Reinvestigation of the case is now under way. An arrest warrant has been issued for Tomás Zerón, former head of criminal investigations in the Mexican Attorney General’s office who was in charge of the original investigation. The warrant charges him with torture, judicial misconduct and forced disappearance in relation to this case. He is suspected of having fled to Canada and extradition has been requested.
Earlier this month, one more victim was identified, Christian Alfonso Rodríguez Telumbre. His remains were not found in the Cocula trash dump, but about half a mile away. This new identification coming from a different location confirms a new line of investigation.
Both independence, scrutiny and political will are key to uncovering the truth. There appears to be the political will to get to the bottom of the case as AMLO has made a personal commitment to the families and followed through by appointing the Special Prosecutor and providing appropriate staffing. The Special Prosecutor is a person uniquely qualified for this job. To assure quality and oversight, the case is being accompanied by a number of national and international groups, including the globally respected Argentine Forensic Anthropology Team, most of the original members of the IGEI, the Centro Prodh human rights group who is the legal representative of the families, and Tlachinollan a human rights center in the state of Guerrero that has accompanied the victims’ families from the beginning.
This is a difficult case, made more difficult by the original investigation, the political interests surrounding it, and all the time that has passed.
It has been almost six years since the 43 went missing. The families want the truth about what happened that night and they have remained steadfast in their demand for it. The identification of Christian Alfonso Rodríguez Telumbre demonstrates that there is more that can be learned and has hopefully revealed a new path forward.

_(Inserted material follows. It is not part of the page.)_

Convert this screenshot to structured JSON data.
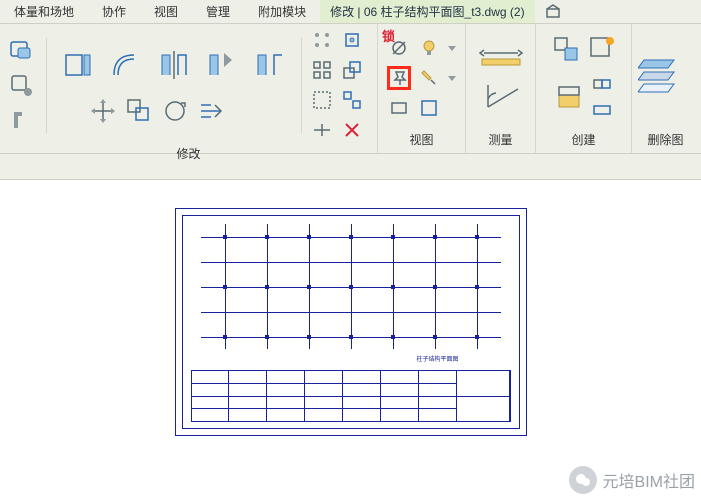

* Joy Olson is the former Executive Director of the Washington Office on Latin America (WOLA), a research and advocacy organization working to advance human rights. Twitter: @JoyLeeOlson